They can be found throughout the typical home, in appliances such as washing machines, microwave ovens and dishwashers, in electronics such as mobile phones, video game consoles, printers and MP3 players and in all types of networked systems such as wireless routers, security systems and home automation interfaces. They are also present throughout our cars, in the form of systems designed for anti-lock braking, electronic stability control, automatic four-wheel drive and more. And in medicine, they are used for CT scans, MRIs, pacemakers, vital signs monitors - the list goes on.

What are they? Embedded systems, which are computer systems that serve dedicated functions within the context of a larger system. They are an essential component of numerous mechanical and electrical devices, including ones many of us interact with on a daily basis. No surprise then that their vulnerability to hacking presents a significant challenge to the smooth functioning of society.

Devices with embedded systems offer a variety of opportunities for hackers - they can be controlled, they can be disabled (or “bricked”) and they even can be used to spy on unwitting users. Given that level of permeability, one might imagine that a greater degree of security would have built into embedded systems from the beginning. But looking back to the development of microwave ovens, for example, it’s unlikely anyone thought of them as a security risk.

What’s changed? The movement toward an internet of things, or IoT, through which the computer systems in everyday objects are increasingly being connected. This trend enables a variety of things to exchange data, potentially reducing the need for human labor, increasing systems efficiency and benefitting the economy as a whole. But there’s a darker side to this trend as well. Look up the phrase “internet of things” on Google and it can be found in this sentence from the Oxford English Dictionary:

“If one thing can prevent the Internet of things from transforming the way we live and work, it will be a breakdown in security.”

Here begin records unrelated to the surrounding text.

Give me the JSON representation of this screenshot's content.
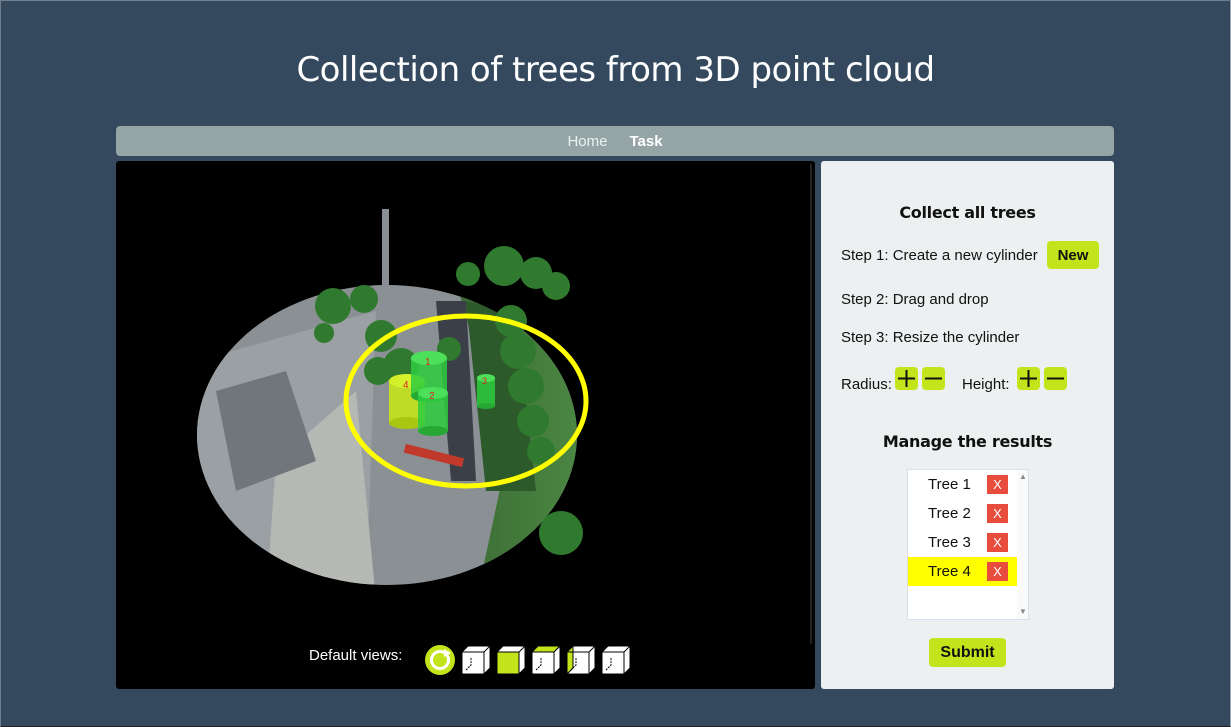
{
  "page": {
    "title": "Collection of trees from 3D point cloud"
  },
  "nav": {
    "items": [
      {
        "label": "Home",
        "active": false
      },
      {
        "label": "Task",
        "active": true
      }
    ]
  },
  "viewer": {
    "default_views_label": "Default views:",
    "views": [
      "reset-view-icon",
      "view-front-icon",
      "view-top-icon",
      "view-side-icon",
      "view-iso-icon",
      "view-back-icon"
    ],
    "cylinder_labels": [
      "1",
      "2",
      "3",
      "4"
    ]
  },
  "panel": {
    "collect_title": "Collect all trees",
    "step1": "Step 1: Create a new cylinder",
    "new_label": "New",
    "step2": "Step 2: Drag and drop",
    "step3": "Step 3: Resize the cylinder",
    "radius_label": "Radius:",
    "height_label": "Height:",
    "manage_title": "Manage the results",
    "trees": [
      {
        "label": "Tree 1",
        "delete_label": "X",
        "selected": false
      },
      {
        "label": "Tree 2",
        "delete_label": "X",
        "selected": false
      },
      {
        "label": "Tree 3",
        "delete_label": "X",
        "selected": false
      },
      {
        "label": "Tree 4",
        "delete_label": "X",
        "selected": true
      }
    ],
    "submit_label": "Submit"
  },
  "colors": {
    "background": "#34495e",
    "accent": "#c3e41b",
    "danger": "#e74c3c",
    "highlight": "#ffff00"
  }
}
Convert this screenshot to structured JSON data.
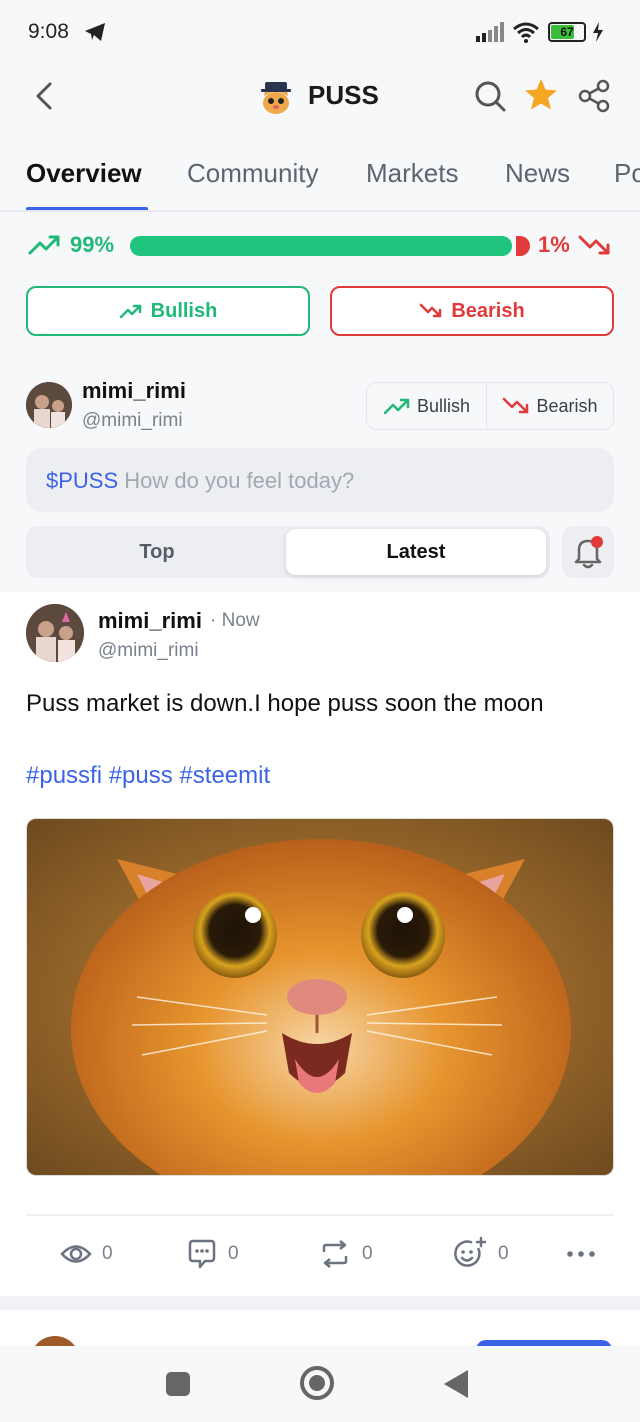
{
  "status_bar": {
    "time": "9:08",
    "battery": "67"
  },
  "header": {
    "title": "PUSS"
  },
  "tabs": [
    {
      "label": "Overview"
    },
    {
      "label": "Community"
    },
    {
      "label": "Markets"
    },
    {
      "label": "News"
    },
    {
      "label": "Po"
    }
  ],
  "sentiment": {
    "bullish_pct": "99%",
    "bearish_pct": "1%",
    "bullish_fraction": 0.99
  },
  "vote": {
    "bullish_label": "Bullish",
    "bearish_label": "Bearish"
  },
  "composer": {
    "name": "mimi_rimi",
    "handle": "@mimi_rimi",
    "bullish_label": "Bullish",
    "bearish_label": "Bearish",
    "ticker": "$PUSS",
    "placeholder": "How do you feel today?"
  },
  "sort": {
    "top_label": "Top",
    "latest_label": "Latest"
  },
  "post": {
    "name": "mimi_rimi",
    "time": "· Now",
    "handle": "@mimi_rimi",
    "text": "Puss market is down.I hope puss soon the moon",
    "tags": "#pussfi #puss #steemit",
    "views": "0",
    "comments": "0",
    "reposts": "0",
    "reactions": "0"
  },
  "colors": {
    "bullish": "#20b97a",
    "bearish": "#e03a3a",
    "accent": "#3b63e8"
  }
}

So the next question is: What do we do about it?

From the development side, there are a few different layers of embedded systems security to be considered: systems engineering, which is implemented through firewalls, secure communication protocols, data authentication or encryption and the like; hardware, which involves physical barriers to access, such as secure device enclosures; and software, for which security primarily means following best practices. The number of variables involved in software security is considerable, which may explain why its implementation is generally less consistent than the other security types.

The Open Web Application Security Project (OWASP) offers a Top 10 Best Practices for securing embedded applications. The list includes things like preventing the use of functions that could intentionally corrupt firmware memory, avoiding the use of hardcoding sensitive information such as passwords into firmware release images, removing unnecessary pre-production build code prior to firmware release and so on.

On the consumer side, it’s worth noting that the majority of consumers don’t feel particularly confident about IoT security. A recent study by Gemalto found that 90% of consumers believe there should be IoT security regulations, and nearly three-quarters of those surveyed believed that government should play a role to ensure safeguards.

However, it may take some time for that to happen. The National Institute of Standards and Technology (NIST), a non-regulatory agency of the U.S. Department of Commerce, recently issued a draft report on IoT cybersecurity standards that paints an eye-opening picture of the current state of standards development and marketplace implementation. There are few areas in which standards are fully developed; for example, in the area of connected vehicles, cryptographic technique standards are in place but standards are only beginning to be developed for network security. There are, moreover, no areas for which NIST considers market implementation to be complete.

Still, there are some simple things consumers can do right now to bolster security on their embedded systems devices - setting a key lock on a smartphone, changing the default passwords on routers and wireless networks and keeping IoT devices separate from computers and smartphones by segmenting a home network (OK, admittedly that one’s not as simple, but it can be done; here’s one example of a how-to guide). Home scanning software that looks for device vulnerabilities is beginning to appear, as well. Examples include Bullguard and Bitdefender, both of which are free.

The bottom line is that embedded systems are just about everywhere, often buried in devices that don’t seem like computers at all. Where there are systems, there are also system vulnerabilities. As we move forward into a more connected world, we will need to move carefully. Here’s hoping that the pace of embedded systems and IoT development does not exceed our ability, or perhaps more importantly, our willingness, to do exactly that.